You should only close your account if you're ready to buy a home, as you'll need to claim your bonus within 12 months of closure.
Unfortunately, nothing is free (particularly when it comes to buying property), and you'll need to take a small financial hit when claiming your bonus.
According to the scheme's rules, your conveyancer can charge you a maximum of £50 plus VAT (£60 in total) to process the bonus.
The equity loan you borrow from the government is on a percentage of the property, and isn't worth a 'set' figure.
This means that when you come to pay the loan off, either by remortgaging, selling the home or settling the debt with savings, you're highly likely to be paying a different amount than you originally borrowed.
For example, if you took out a 20% equity loan of £40,000 on a £200,000 house and it's now worth £250,000, you'll need to pay back 20% of the current value, which is £50,000 - an extra £10,000 on top of what you borrowed.
If your property value drops, you'll pay back less than what you borrowed.
12. Remortgaging with an equity loan can be tricky
For example, most remortgaging deals are only available if you pay off your equity loan, and some products allow you to take on extra borrowing to settle the debt.
Products that allow you to keep the equity loan outstanding are less common, though these can be found by shopping around or taking advice from a broker.
When remortgaging, you'll be charged a fee of £115 by Homes England for the privilege.
If you take the maximum equity loan (in England), you'll owe the government 20% of your property's value.
It's possible to buy out some of this stake through a process called 'staircasing'.
When staircasing, you can purchase chunks of 10% of the property's value.

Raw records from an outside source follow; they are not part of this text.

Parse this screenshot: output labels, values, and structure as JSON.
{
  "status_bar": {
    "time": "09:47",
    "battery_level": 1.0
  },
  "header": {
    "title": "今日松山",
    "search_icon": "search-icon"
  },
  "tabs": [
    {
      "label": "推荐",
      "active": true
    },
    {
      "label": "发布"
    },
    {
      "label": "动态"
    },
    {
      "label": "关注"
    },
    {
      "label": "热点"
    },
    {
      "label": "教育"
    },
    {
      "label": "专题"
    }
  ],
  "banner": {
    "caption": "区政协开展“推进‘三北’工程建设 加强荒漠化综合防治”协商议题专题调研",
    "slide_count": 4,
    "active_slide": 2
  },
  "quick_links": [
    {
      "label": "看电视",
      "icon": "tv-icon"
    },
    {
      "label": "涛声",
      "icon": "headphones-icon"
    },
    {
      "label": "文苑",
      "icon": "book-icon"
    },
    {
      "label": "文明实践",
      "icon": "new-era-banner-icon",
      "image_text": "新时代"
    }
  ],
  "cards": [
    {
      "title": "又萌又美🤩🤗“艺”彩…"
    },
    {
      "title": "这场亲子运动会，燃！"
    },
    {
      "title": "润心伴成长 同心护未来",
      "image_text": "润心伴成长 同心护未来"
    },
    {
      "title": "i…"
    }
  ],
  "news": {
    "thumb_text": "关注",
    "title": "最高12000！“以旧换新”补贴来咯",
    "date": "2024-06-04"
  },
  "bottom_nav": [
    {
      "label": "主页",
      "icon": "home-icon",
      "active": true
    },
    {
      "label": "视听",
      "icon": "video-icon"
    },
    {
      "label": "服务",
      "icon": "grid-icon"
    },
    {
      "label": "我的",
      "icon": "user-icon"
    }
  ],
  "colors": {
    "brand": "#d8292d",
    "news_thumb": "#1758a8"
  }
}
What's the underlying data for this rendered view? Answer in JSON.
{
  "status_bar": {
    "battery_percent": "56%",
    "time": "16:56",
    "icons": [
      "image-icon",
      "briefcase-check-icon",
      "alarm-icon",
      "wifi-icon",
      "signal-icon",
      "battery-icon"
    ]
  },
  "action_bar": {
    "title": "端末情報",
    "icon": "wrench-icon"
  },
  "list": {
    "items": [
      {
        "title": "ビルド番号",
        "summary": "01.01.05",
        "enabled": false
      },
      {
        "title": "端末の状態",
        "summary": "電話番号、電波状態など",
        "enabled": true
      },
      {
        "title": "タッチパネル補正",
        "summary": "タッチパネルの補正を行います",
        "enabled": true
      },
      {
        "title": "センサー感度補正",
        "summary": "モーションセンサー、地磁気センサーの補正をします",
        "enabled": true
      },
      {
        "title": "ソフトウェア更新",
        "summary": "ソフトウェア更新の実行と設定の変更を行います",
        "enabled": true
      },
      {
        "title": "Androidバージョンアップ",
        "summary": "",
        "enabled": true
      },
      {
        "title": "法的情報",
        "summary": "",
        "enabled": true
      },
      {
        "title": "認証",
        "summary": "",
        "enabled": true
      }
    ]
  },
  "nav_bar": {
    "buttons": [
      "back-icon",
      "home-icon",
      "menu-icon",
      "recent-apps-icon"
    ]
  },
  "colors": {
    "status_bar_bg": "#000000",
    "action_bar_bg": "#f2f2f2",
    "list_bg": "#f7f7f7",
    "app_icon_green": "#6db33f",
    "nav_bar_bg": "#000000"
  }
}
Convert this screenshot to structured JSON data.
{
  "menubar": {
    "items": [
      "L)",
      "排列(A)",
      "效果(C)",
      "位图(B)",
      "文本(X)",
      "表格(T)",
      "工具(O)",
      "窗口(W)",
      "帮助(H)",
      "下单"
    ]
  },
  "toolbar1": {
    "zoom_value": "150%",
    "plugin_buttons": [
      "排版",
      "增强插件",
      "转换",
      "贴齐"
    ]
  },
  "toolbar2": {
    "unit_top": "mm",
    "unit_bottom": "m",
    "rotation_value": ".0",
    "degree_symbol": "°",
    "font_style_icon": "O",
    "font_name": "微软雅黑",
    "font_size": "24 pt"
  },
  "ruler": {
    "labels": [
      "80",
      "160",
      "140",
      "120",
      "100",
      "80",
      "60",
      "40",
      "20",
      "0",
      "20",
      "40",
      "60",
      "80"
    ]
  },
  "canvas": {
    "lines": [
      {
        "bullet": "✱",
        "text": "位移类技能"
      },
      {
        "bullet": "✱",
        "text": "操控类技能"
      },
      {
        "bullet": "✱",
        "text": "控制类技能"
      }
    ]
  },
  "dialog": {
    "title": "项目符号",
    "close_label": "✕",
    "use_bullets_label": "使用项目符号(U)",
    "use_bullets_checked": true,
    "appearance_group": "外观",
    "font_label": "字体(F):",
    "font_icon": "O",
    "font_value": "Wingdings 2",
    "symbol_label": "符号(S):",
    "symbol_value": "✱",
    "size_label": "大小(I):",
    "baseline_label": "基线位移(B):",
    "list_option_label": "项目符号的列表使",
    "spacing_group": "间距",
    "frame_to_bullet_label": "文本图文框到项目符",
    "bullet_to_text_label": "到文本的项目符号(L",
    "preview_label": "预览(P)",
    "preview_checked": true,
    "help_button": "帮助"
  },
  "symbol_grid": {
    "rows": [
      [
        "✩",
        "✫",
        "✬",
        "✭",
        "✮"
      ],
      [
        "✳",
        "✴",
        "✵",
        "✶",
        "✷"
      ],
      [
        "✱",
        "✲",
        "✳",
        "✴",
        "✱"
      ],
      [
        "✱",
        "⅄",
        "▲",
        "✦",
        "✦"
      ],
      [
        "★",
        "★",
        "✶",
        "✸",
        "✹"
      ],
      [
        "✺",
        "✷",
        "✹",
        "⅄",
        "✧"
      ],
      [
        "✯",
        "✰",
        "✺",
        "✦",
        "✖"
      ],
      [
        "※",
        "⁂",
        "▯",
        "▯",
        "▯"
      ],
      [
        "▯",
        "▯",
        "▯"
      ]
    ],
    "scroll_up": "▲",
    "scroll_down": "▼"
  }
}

This could be particularly useful if you're buying in London with a 40% equity loan and want to pay off the loan in parts.
When staircasing, you'll need to pay for a valuation plus an administration fee of £200.
By now, you won't be surprised to hear that there are fees involved for settling the loan, too.
First of all, you'll need to pay for a formal valuation of the property from a Rics-accredited valuer.
Then, you'll also need to pay an administration fee of £200 to close the account.
Help to Buy as we know it will soon be confined to the history books, with the government set to overhaul the English scheme from April 2021.
From then, equity loans will only be available to first-time buyers, and the maximum amount you'll be able to spend on a property will be capped according to which region of England you live in.
|Yorkshire & The Humber||£228,100|
|East of England||£407,400|